WHAT TO WORK ON
Write out each record exactly as given, but do not include the pictures.

MATERIAL PROVIDED
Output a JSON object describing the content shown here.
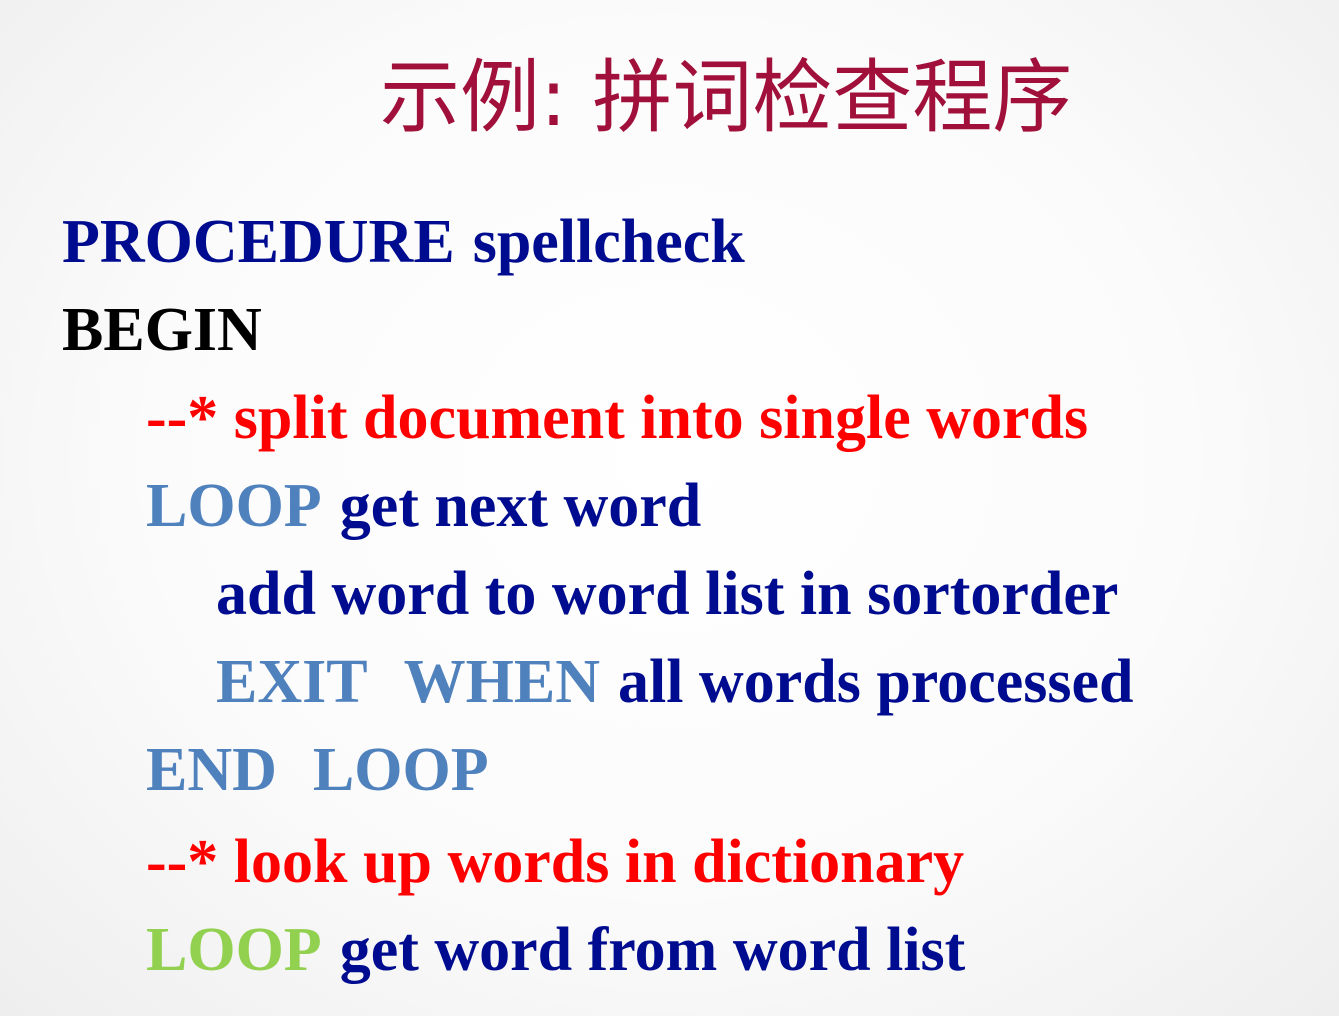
{
  "title": "示例: 拼词检查程序",
  "code": {
    "line1": {
      "keyword": "PROCEDURE",
      "text": "spellcheck"
    },
    "line2": {
      "keyword": "BEGIN"
    },
    "line3": {
      "comment": "--* split document into single words"
    },
    "line4": {
      "keyword": "LOOP",
      "text": "get next word"
    },
    "line5": {
      "text": "add word to word list in sortorder"
    },
    "line6": {
      "keyword1": "EXIT",
      "keyword2": "WHEN",
      "text": "all words processed"
    },
    "line7": {
      "keyword1": "END",
      "keyword2": "LOOP"
    },
    "line8": {
      "comment": "--* look up words in dictionary"
    },
    "line9": {
      "keyword": "LOOP",
      "text": "get word from word list"
    }
  },
  "colors": {
    "title": "#a0103a",
    "text": "#000c8f",
    "begin": "#000000",
    "comment": "#ff0000",
    "keyword": "#4f81bd",
    "keyword_highlight": "#92d050"
  }
}
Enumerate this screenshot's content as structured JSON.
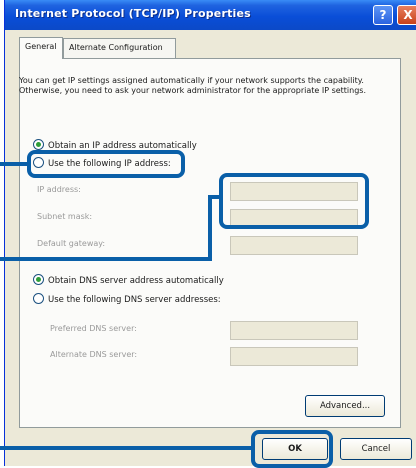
{
  "window": {
    "title": "Internet Protocol (TCP/IP) Properties",
    "help_glyph": "?",
    "close_glyph": "X"
  },
  "tabs": [
    {
      "label": "General",
      "active": true
    },
    {
      "label": "Alternate Configuration",
      "active": false
    }
  ],
  "description": "You can get IP settings assigned automatically if your network supports the capability. Otherwise, you need to ask your network administrator for the appropriate IP settings.",
  "ip": {
    "auto_label": "Obtain an IP address automatically",
    "manual_label": "Use the following IP address:",
    "selected": "auto",
    "fields": [
      {
        "label": "IP address:",
        "value": ""
      },
      {
        "label": "Subnet mask:",
        "value": ""
      },
      {
        "label": "Default gateway:",
        "value": ""
      }
    ]
  },
  "dns": {
    "auto_label": "Obtain DNS server address automatically",
    "manual_label": "Use the following DNS server addresses:",
    "selected": "auto",
    "fields": [
      {
        "label": "Preferred DNS server:",
        "value": ""
      },
      {
        "label": "Alternate DNS server:",
        "value": ""
      }
    ]
  },
  "buttons": {
    "advanced": "Advanced...",
    "ok": "OK",
    "cancel": "Cancel"
  },
  "colors": {
    "titlebar": "#0a4ed8",
    "highlight": "#0a5fa8",
    "dialog_bg": "#ece9d8"
  }
}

ANSWER
Output a JSON object describing the content shown here.
{
  "title": "示例: 拼词检查程序",
  "code": {
    "line1": {
      "keyword": "PROCEDURE",
      "text": "spellcheck"
    },
    "line2": {
      "keyword": "BEGIN"
    },
    "line3": {
      "comment": "--* split document into single words"
    },
    "line4": {
      "keyword": "LOOP",
      "text": "get next word"
    },
    "line5": {
      "text": "add word to word list in sortorder"
    },
    "line6": {
      "keyword1": "EXIT",
      "keyword2": "WHEN",
      "text": "all words processed"
    },
    "line7": {
      "keyword1": "END",
      "keyword2": "LOOP"
    },
    "line8": {
      "comment": "--* look up words in dictionary"
    },
    "line9": {
      "keyword": "LOOP",
      "text": "get word from word list"
    }
  },
  "colors": {
    "title": "#a0103a",
    "text": "#000c8f",
    "begin": "#000000",
    "comment": "#ff0000",
    "keyword": "#4f81bd",
    "keyword_highlight": "#92d050"
  }
}
Enumerate this screenshot's content as structured JSON.
{
  "window": {
    "title": "Internet Protocol (TCP/IP) Properties",
    "help_glyph": "?",
    "close_glyph": "X"
  },
  "tabs": [
    {
      "label": "General",
      "active": true
    },
    {
      "label": "Alternate Configuration",
      "active": false
    }
  ],
  "description": "You can get IP settings assigned automatically if your network supports the capability. Otherwise, you need to ask your network administrator for the appropriate IP settings.",
  "ip": {
    "auto_label": "Obtain an IP address automatically",
    "manual_label": "Use the following IP address:",
    "selected": "auto",
    "fields": [
      {
        "label": "IP address:",
        "value": ""
      },
      {
        "label": "Subnet mask:",
        "value": ""
      },
      {
        "label": "Default gateway:",
        "value": ""
      }
    ]
  },
  "dns": {
    "auto_label": "Obtain DNS server address automatically",
    "manual_label": "Use the following DNS server addresses:",
    "selected": "auto",
    "fields": [
      {
        "label": "Preferred DNS server:",
        "value": ""
      },
      {
        "label": "Alternate DNS server:",
        "value": ""
      }
    ]
  },
  "buttons": {
    "advanced": "Advanced...",
    "ok": "OK",
    "cancel": "Cancel"
  },
  "colors": {
    "titlebar": "#0a4ed8",
    "highlight": "#0a5fa8",
    "dialog_bg": "#ece9d8"
  }
}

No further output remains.